Award-winning animal rights activist and journalist, Magda Hejda, has attacked plans to relocate Krakow’s beloved statue of Dżok the dog.
The Dżok monument, remembering the loyalty of a Cracovian canine to his absent master and dedicated to homeless animals, has stood by the river on Bulwar Czerwieński since 2001.
Now, the effigy is due to be relocated to make way for a monument to the soldiers of the Armii Krajowej (Home Army) – the largest Polish resistance force during World War II.
Hejda, who was named one of Gazeta Krakowska’s People of 2012 for her work with abandoned animals, has called the decision to move Dżok “arrogant” and “a joke.”
Writing in Gazeta Krakowska, Hejda points out that the location of the Armii Krajowej monument was supposed to be decided by public consultation – a process that ended in 2011, with a different site closer to Wawel Castle gathering the most votes.
In September this year, the cornerstone of the new monument was placed near the Dżok statue. Hejda wrote at the time that city authorities had not informed the creator of the Dżok statue, Prof. Bronisław Chromy, that his work was to be relocated.
Prof. Chromy is a highly respected sculptor and teaches at the Jan Matejko Academy of Fine Arts. He is also responsible for the Wawel Dragon statue and dozens of other public artworks in Krakow and throughout Poland, including memorials to World War II resistance fighters.
Hejda wrote: “Those endowed with social trust have taken a bizarre decision, and officials paid from our taxes approved it. For me, the arrogance of power is amazing.”

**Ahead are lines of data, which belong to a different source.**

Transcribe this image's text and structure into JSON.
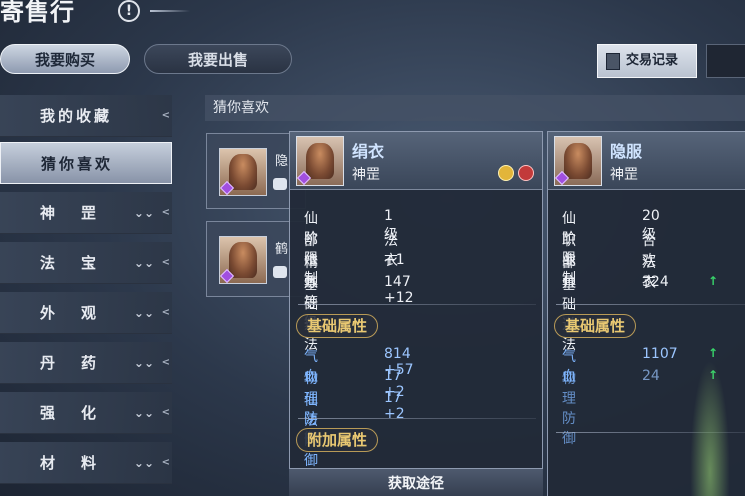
{
  "window": {
    "title": "寄售行",
    "help_glyph": "!"
  },
  "top_tabs": {
    "buy": "我要购买",
    "sell": "我要出售",
    "trade_record": "交易记录"
  },
  "sidebar": {
    "items": [
      {
        "label": "我的收藏",
        "has_arrow": false
      },
      {
        "label": "猜你喜欢",
        "has_arrow": false,
        "selected": true
      },
      {
        "label": "神罡",
        "has_arrow": true
      },
      {
        "label": "法宝",
        "has_arrow": true
      },
      {
        "label": "外观",
        "has_arrow": true
      },
      {
        "label": "丹药",
        "has_arrow": true
      },
      {
        "label": "强化",
        "has_arrow": true
      },
      {
        "label": "材料",
        "has_arrow": true
      }
    ],
    "arrow_glyph": "⌄⌄",
    "pointer_glyph": "<"
  },
  "main": {
    "header": "猜你喜欢",
    "cards": [
      {
        "name": "隐"
      },
      {
        "name": "鹤"
      }
    ]
  },
  "tooltip_left": {
    "name": "绢衣",
    "grade": "神罡",
    "rows": [
      {
        "key": "仙阶限制",
        "value": "1级"
      },
      {
        "key": "部位",
        "value": "法衣"
      },
      {
        "key": "精炼等级",
        "value": "+1"
      },
      {
        "key": "基础道法",
        "value": "147 +12"
      }
    ],
    "basic_section": "基础属性",
    "basic_rows": [
      {
        "key": "气血",
        "value": "814  +57"
      },
      {
        "key": "物理防御",
        "value": "17  +2"
      },
      {
        "key": "仙法防御",
        "value": "17  +2"
      }
    ],
    "extra_section": "附加属性",
    "acquire_button": "获取途径"
  },
  "tooltip_right": {
    "name": "隐服",
    "grade": "神罡",
    "rows": [
      {
        "key": "仙阶限制",
        "value": "20级"
      },
      {
        "key": "职业",
        "value": "合欢"
      },
      {
        "key": "部位",
        "value": "法衣"
      },
      {
        "key": "基础道法",
        "value": "324"
      }
    ],
    "basic_section": "基础属性",
    "basic_rows": [
      {
        "key": "气血",
        "value": "1107"
      },
      {
        "key": "物理防御",
        "value": "24"
      }
    ],
    "up_arrow": "↑"
  },
  "colors": {
    "accent_gold": "#e9c872",
    "stat_blue": "#7fb6ff",
    "increase_green": "#38d46a",
    "coin_gold": "#e2b53a",
    "coin_red": "#c23a3a"
  }
}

The real Dżok became a local legend in the early 1990s. When his owner had a heart attack on the street and was taken away by ambulance, the faithful hound remained on the spot for a full year awaiting his master’s return.
Dżok finally went to live with a local woman who had been feeding him, but was sent to an animal shelter after she died in 1998. Within hours, Dżok escaped the pound, and was killed by a train.
The inscription on the monument reads: “Dżok, the dog. The most faithful canine friend, ever epitomising a dog’s boundless devotion to his master. Throughout the entire year /1990-1991/ Dżok was seen waiting in vain at the Rondo Grunwaldzkie roundabout to be fetched back by his master, who had passed away at the very site.”